Elsa and her close friends were the exception; they despised the Nazi’s and would soon learn the extent of their hatred towards others they considered a threat to their ideology of the perfect superior race. After a chance meeting with the daughter of a high ranking Nazi, feelings were kindled and she found herself a part of the minority the Nazis were trying to eradicate.
“I don’t want my story to inspire people nor make them sad; I want it to educate them because hate, homophobia and racism still exist today, and although the chance of another event like the Holocaust is rare; the world will never be rid of the foundations that cause hatred among us” —Elsa Baum

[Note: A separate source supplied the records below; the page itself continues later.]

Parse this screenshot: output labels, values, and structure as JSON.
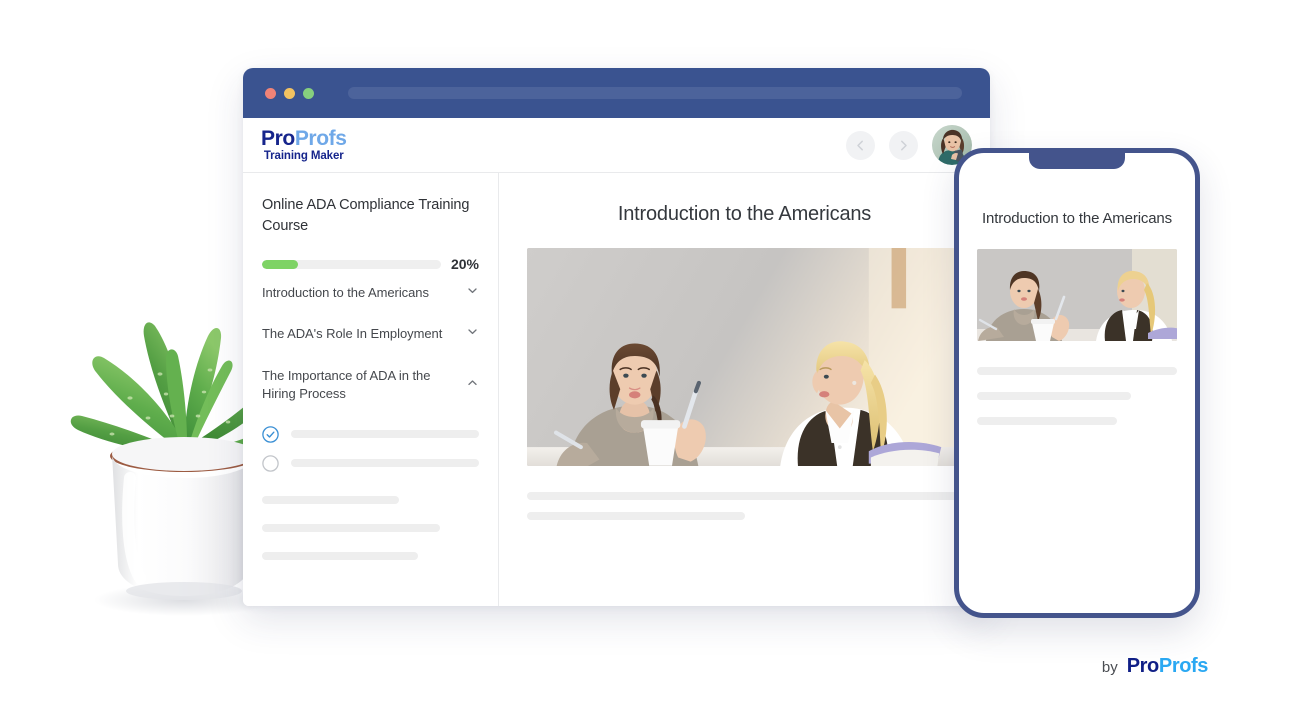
{
  "browser": {
    "traffic_lights": [
      "close-red",
      "minimize-yellow",
      "maximize-green"
    ],
    "url_pill": ""
  },
  "app_header": {
    "logo": {
      "pro": "Pro",
      "profs": "Profs",
      "tagline": "Training Maker"
    },
    "prev_button_icon": "chevron-left-icon",
    "next_button_icon": "chevron-right-icon",
    "avatar_alt": "user-avatar"
  },
  "sidebar": {
    "course_title": "Online ADA Compliance Training Course",
    "progress": {
      "percent_label": "20%",
      "percent_value": 20,
      "fill_color": "#7ed365",
      "track_color": "#efefef"
    },
    "modules": [
      {
        "label": "Introduction to the Americans",
        "expanded": false,
        "icon": "chevron-down-icon"
      },
      {
        "label": "The ADA's Role In Employment",
        "expanded": false,
        "icon": "chevron-down-icon"
      },
      {
        "label": "The Importance of ADA in the Hiring Process",
        "expanded": true,
        "icon": "chevron-up-icon"
      }
    ],
    "lessons": [
      {
        "status": "completed",
        "icon": "check-circle-icon",
        "bar_width": "100%"
      },
      {
        "status": "not-started",
        "icon": "empty-circle-icon",
        "bar_width": "100%"
      }
    ],
    "placeholder_bars": [
      "63%",
      "82%",
      "72%"
    ]
  },
  "main": {
    "lesson_title": "Introduction to the Americans",
    "hero_image_alt": "two-women-meeting-at-table",
    "placeholder_bars": [
      "100%",
      "50%"
    ]
  },
  "phone": {
    "lesson_title": "Introduction to the Americans",
    "hero_image_alt": "two-women-meeting-at-table",
    "placeholder_bars": [
      "100%",
      "77%",
      "70%"
    ],
    "frame_color": "#44548c"
  },
  "footer": {
    "by_label": "by",
    "brand_pro": "Pro",
    "brand_profs": "Profs"
  },
  "decor": {
    "plant_alt": "potted-aloe-plant"
  },
  "colors": {
    "titlebar": "#3a5390",
    "accent_green": "#7ed365",
    "accent_blue": "#3a8fd4",
    "brand_navy": "#16258c",
    "brand_light_blue": "#6fa8e8"
  }
}
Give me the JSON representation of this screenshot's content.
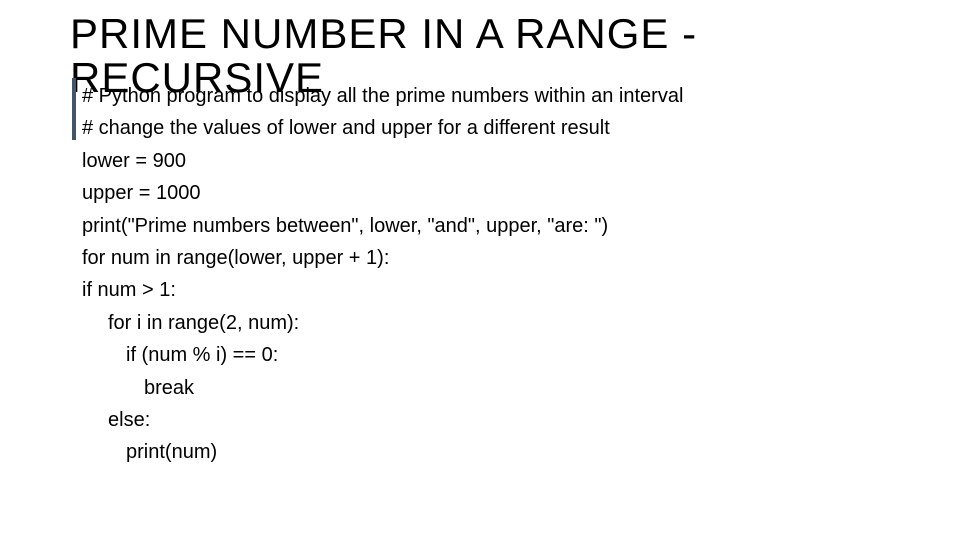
{
  "title_line1": "PRIME NUMBER IN A RANGE -",
  "title_line2": "RECURSIVE",
  "code": {
    "l1": "# Python program to display all the prime numbers within an interval",
    "l2": "# change the values of lower and upper for a different result",
    "l3": "lower = 900",
    "l4": "upper = 1000",
    "l5": "print(\"Prime numbers between\", lower, \"and\", upper, \"are: \")",
    "l6": "for num in range(lower, upper + 1):",
    "l7": "if num > 1:",
    "l8": "for i in range(2, num):",
    "l9": "if (num % i) == 0:",
    "l10": "break",
    "l11": "else:",
    "l12": "print(num)"
  }
}
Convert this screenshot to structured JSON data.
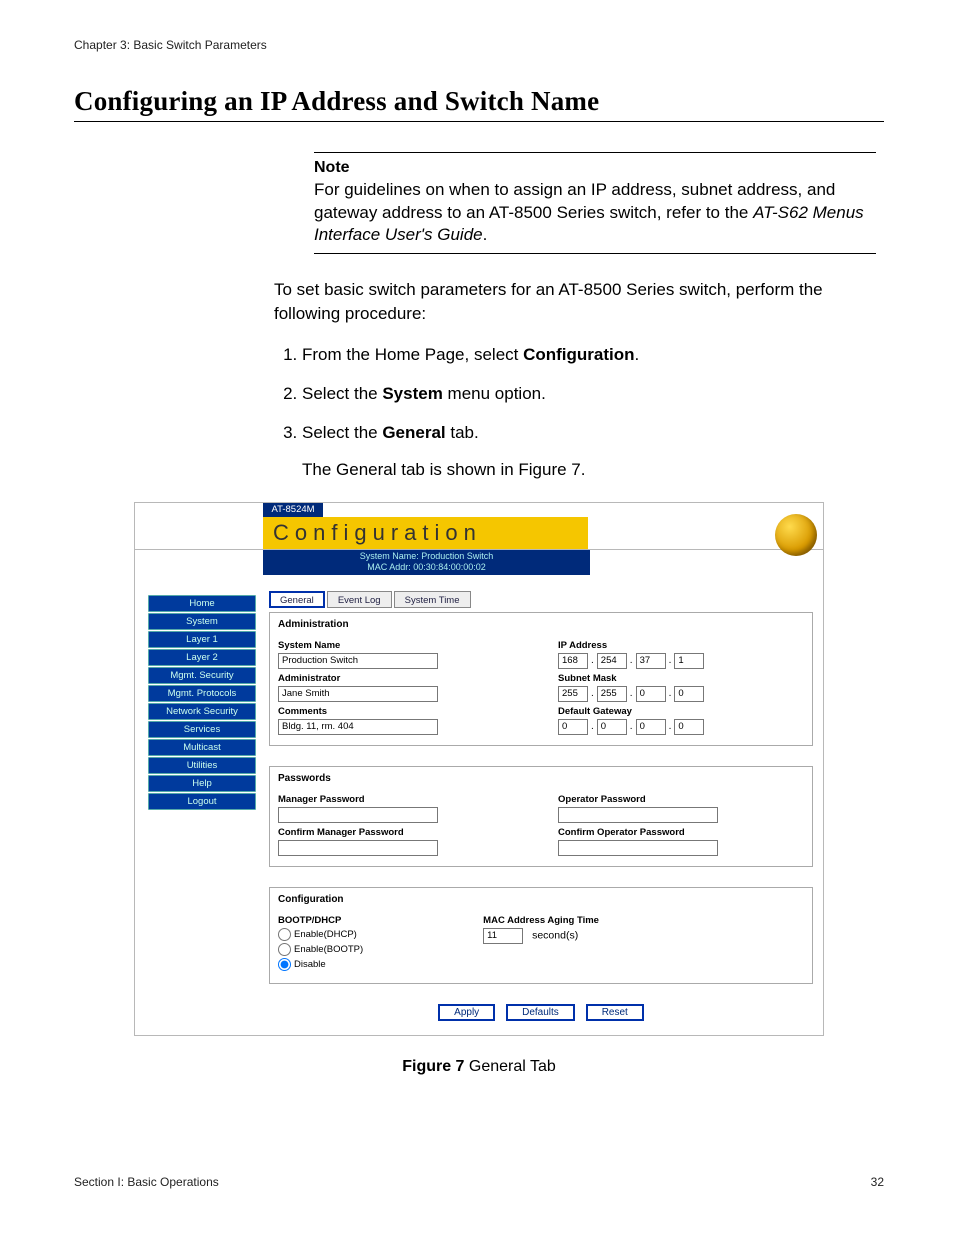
{
  "header": {
    "chapter_line": "Chapter 3: Basic Switch Parameters",
    "h1": "Configuring an IP Address and Switch Name"
  },
  "note": {
    "title": "Note",
    "body_pre": "For guidelines on when to assign an IP address, subnet address, and gateway address to an AT-8500 Series switch, refer to the ",
    "ref_title": "AT-S62 Menus Interface User's Guide",
    "body_post": "."
  },
  "intro_para": "To set basic switch parameters for an AT-8500 Series switch, perform the following procedure:",
  "steps": [
    {
      "pre": "From the Home Page, select ",
      "bold": "Configuration",
      "post": "."
    },
    {
      "pre": "Select the ",
      "bold": "System",
      "post": " menu option."
    },
    {
      "pre": "Select the ",
      "bold": "General",
      "post": " tab.",
      "sub": "The General tab is shown in Figure 7."
    }
  ],
  "figure": {
    "model": "AT-8524M",
    "title": "Configuration",
    "sys_line1": "System Name: Production Switch",
    "sys_line2": "MAC Addr: 00:30:84:00:00:02",
    "nav": [
      "Home",
      "System",
      "Layer 1",
      "Layer 2",
      "Mgmt. Security",
      "Mgmt. Protocols",
      "Network Security",
      "Services",
      "Multicast",
      "Utilities",
      "Help",
      "Logout"
    ],
    "tabs": [
      "General",
      "Event Log",
      "System Time"
    ],
    "selected_tab": "General",
    "admin": {
      "section": "Administration",
      "system_name_label": "System Name",
      "system_name": "Production Switch",
      "administrator_label": "Administrator",
      "administrator": "Jane Smith",
      "comments_label": "Comments",
      "comments": "Bldg. 11, rm. 404",
      "ip_label": "IP Address",
      "ip": [
        "168",
        "254",
        "37",
        "1"
      ],
      "mask_label": "Subnet Mask",
      "mask": [
        "255",
        "255",
        "0",
        "0"
      ],
      "gw_label": "Default Gateway",
      "gw": [
        "0",
        "0",
        "0",
        "0"
      ]
    },
    "passwords": {
      "section": "Passwords",
      "mgr_label": "Manager Password",
      "mgr_conf_label": "Confirm Manager Password",
      "op_label": "Operator Password",
      "op_conf_label": "Confirm Operator Password"
    },
    "config": {
      "section": "Configuration",
      "bootp_label": "BOOTP/DHCP",
      "options": [
        "Enable(DHCP)",
        "Enable(BOOTP)",
        "Disable"
      ],
      "selected": "Disable",
      "aging_label": "MAC Address Aging Time",
      "aging_value": "11",
      "aging_unit": "second(s)"
    },
    "buttons": [
      "Apply",
      "Defaults",
      "Reset"
    ],
    "caption_bold": "Figure 7",
    "caption_rest": "  General Tab"
  },
  "footer": {
    "left": "Section I: Basic Operations",
    "right": "32"
  }
}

A compelling tale filled with drama, Elsa paints a stark portrait of a dark time in history when hatred claimed the lives of many innocent people, whose only sin was to be born a Jew. It also brings to light the prejudices that continue to exist today and how violence can suddenly rear its ugly head despite seemingly peaceful times.